I spent January dicking around, procrastinating on the usual year-end routines for a film writer. Going through those particular motions after 2020, acting like we’d gotten a full slate of movies, felt dishonest. It felt boring. I didn’t do a top 10 list. I struggled to write a “most important films” list even in the presence of fascinating case studies like Birds of Prey, Trolls World Tour and Mulan, I couldn’t bring myself to. I ended up just blathering about Tenet and the HBOmax move two months after the fact and leaving it at that.
But most of the merit to the Academy of Motion Picture Arts and Sciences is in the normalcy of the routine and the bully pulpit winners get. This is how the people behind the curtains of the world’s most powerful factory for history’s most democratizing art form express and perform their values, how they view the work they’ve done and what they want to see going forward. After a year when the basic acceptance of reality became a partisan issue, there’s more merit to that performance than usual. It’s not about pretending we had a full slate of movies last year, it’s about the symbolic power of the awards.
2/10 Fourteen months into a lockdown that feels like it will never end even as it draws to a close, the world under coronavirus is still uncanny. Masks are still as mandatory as they ever were, work is still remote and the theatrical release schedule is still in a strange state of disarray. Now, the first weekend in May, 13 years after Iron Manestablished it as Marvel’s signature time slot, is dedicated to people who still think Guy Ritchie is an auteur.
Los Angeles- Security professional Patrick “H” Hill (Jason Statham) begins work at an armored truck company. He is mysterious and aloof with his coworkers, but soon becomes the center of everyone’s attention when he single-handedly slaughters a crew trying to hold up one of his deliveries. Hill’s coworkers eventually begin to speculate that he is some kind of vengeful spirit who had come to them to avenge himself on Los Angeles’ apparently extensive and thriving network of armored truck robbers.
7/10 In the Earth is meant to be a better class of COVID-19 era horror, and it’s all right. It certainly has the pandemic on its mind, at least.
In the throes of a global pandemic, park ranger Alma (Ellora Torchia) escorts scientist Martin Lowery (Joel Fry) on a supply run to assist an old colleague who is searching for a homeopathic cure for the virus. The research site is a two-day hike into the forest, which is purported by ancient Celts to be haunted by the spirit of the woods, Parnag Fegg.
The film is packed into three stilted acts – one of Alma and Lowery marching through the woods, one of them being kidnapped and tortured by a weirdo who lives there and one after they finally reach Olivia Wendle’s (Hayley Squires) research site.
6/10 It’s been said too often by too many people that there has never been a good cinematic video game adaptation – too often and by too many people because that isn’t true.
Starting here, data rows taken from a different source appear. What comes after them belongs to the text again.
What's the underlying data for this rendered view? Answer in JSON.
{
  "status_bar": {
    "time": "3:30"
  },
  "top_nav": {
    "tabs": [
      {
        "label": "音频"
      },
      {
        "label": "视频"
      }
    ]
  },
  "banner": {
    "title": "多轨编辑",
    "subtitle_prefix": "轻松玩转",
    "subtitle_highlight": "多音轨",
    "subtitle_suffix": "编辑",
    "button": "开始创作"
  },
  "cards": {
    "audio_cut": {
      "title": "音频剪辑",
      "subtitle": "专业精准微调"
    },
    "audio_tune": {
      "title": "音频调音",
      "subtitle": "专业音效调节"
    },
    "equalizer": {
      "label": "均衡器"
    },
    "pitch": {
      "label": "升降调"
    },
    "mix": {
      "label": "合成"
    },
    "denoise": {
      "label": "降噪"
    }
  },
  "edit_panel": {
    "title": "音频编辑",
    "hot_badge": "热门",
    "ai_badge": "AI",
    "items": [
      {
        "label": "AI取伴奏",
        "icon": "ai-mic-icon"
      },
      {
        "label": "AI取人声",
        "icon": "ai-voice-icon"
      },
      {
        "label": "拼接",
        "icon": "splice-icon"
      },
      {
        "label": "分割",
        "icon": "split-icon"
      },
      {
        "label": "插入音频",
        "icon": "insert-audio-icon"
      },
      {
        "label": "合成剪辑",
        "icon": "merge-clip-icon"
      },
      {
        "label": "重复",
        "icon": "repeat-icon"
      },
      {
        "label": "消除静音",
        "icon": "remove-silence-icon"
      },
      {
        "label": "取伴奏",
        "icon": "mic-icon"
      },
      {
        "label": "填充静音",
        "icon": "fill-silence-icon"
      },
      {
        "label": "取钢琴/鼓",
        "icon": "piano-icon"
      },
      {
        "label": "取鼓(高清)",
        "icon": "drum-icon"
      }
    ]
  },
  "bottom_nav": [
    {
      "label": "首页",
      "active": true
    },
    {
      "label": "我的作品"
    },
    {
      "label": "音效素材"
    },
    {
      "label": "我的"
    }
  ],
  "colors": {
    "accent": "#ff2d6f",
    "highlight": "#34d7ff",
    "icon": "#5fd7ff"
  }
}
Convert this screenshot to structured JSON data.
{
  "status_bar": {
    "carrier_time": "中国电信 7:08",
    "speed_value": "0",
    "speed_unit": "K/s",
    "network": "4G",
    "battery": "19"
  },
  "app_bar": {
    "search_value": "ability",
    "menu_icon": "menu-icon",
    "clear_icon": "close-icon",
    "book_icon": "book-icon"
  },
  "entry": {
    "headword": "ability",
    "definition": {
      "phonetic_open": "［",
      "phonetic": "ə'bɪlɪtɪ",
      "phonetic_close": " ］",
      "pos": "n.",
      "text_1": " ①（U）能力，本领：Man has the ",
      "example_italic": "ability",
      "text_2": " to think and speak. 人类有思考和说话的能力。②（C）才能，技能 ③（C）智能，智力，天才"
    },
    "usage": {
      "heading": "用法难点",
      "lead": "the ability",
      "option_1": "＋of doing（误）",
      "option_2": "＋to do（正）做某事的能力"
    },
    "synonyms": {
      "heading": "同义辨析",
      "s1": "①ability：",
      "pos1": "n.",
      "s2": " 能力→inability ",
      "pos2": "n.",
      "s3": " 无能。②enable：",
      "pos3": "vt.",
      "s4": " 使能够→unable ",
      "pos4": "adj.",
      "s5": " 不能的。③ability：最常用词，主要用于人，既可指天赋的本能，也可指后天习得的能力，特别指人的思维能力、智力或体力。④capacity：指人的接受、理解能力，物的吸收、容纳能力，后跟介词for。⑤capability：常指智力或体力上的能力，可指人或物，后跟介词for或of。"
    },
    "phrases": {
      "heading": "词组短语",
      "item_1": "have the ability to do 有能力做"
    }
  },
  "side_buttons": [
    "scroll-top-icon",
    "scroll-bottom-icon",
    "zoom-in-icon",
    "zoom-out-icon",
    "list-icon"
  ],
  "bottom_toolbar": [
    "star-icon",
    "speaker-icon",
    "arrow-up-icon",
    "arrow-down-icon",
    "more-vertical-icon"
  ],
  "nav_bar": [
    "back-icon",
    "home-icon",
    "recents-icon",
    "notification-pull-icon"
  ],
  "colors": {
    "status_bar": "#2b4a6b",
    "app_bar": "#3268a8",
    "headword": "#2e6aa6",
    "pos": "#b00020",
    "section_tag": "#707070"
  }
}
There are plenty of perfectly enjoyable video game movies. Max Payne is a personal favorite, Silent Hill, Resident Evil and Tomb Raider are at least good enough to be thought of as movie franchises now, and Detective Pikachu and Rampage have delighted in recent years.
Much of this impression is rooted in the mid-90s, when the first generation of arcade rats were coming into adulthood and movies were first being made to cater to them, and New Line Cinema released Mortal Kombat and Mortal Kombat: Annihilation, two of the most reviled movies ever made. The crowd of people who prefer video games to movies anyway took these low-quality offerings as a personal slight, and they haven’t stopped complaining about it for a quarter century.
Now it’s 2021, and with New Line Cinema still in charge, though it’s owned by Warner Bros. now, and the third Mortal Kombat movie, which was conceived as a sequel but took so long to get off the ground they reworked it as its own franchise starter, has finally hit theater and computer screens, and it’s a blast.
9/10 Voyagers is a spectacular exercise in film editing and set design, a wonderful tribute to the rage of puberty and a slightly overcommitted tribute to William Golding’s classic Lord of the Flies, which ends up being its main downfall.
Aboard the Humanitas, late 21st century- The Humanitas hurtles through space on an 86-year multigenerational mission to colonize the first habitable planet humanity has discovered. Its crew, who appear to be in their early 20s, have been genetically engineered specifically for the voyage and raised in isolation so they will not miss home during a journey only their grandchildren were meant to see the end of. The only crewmate who was not bred for the mission is Richard Alling (Colin Farrell), who raised the children and joined the mission to help them see it through, knowing he would die onboard.
Chris and Zac (Tye Sheridan and Fionn Whitehead) discover that the blue medication they are given every day is a drug meant to kill their sex drive and dampen their pleasure response, and they stop taking it. The two and their followers go through what is essentially a compound puberty, gaining an early-20s sex drive in a flash, but also exploring non-sexual ways to stimulate themselves for the first time. Chaos reigns onboard.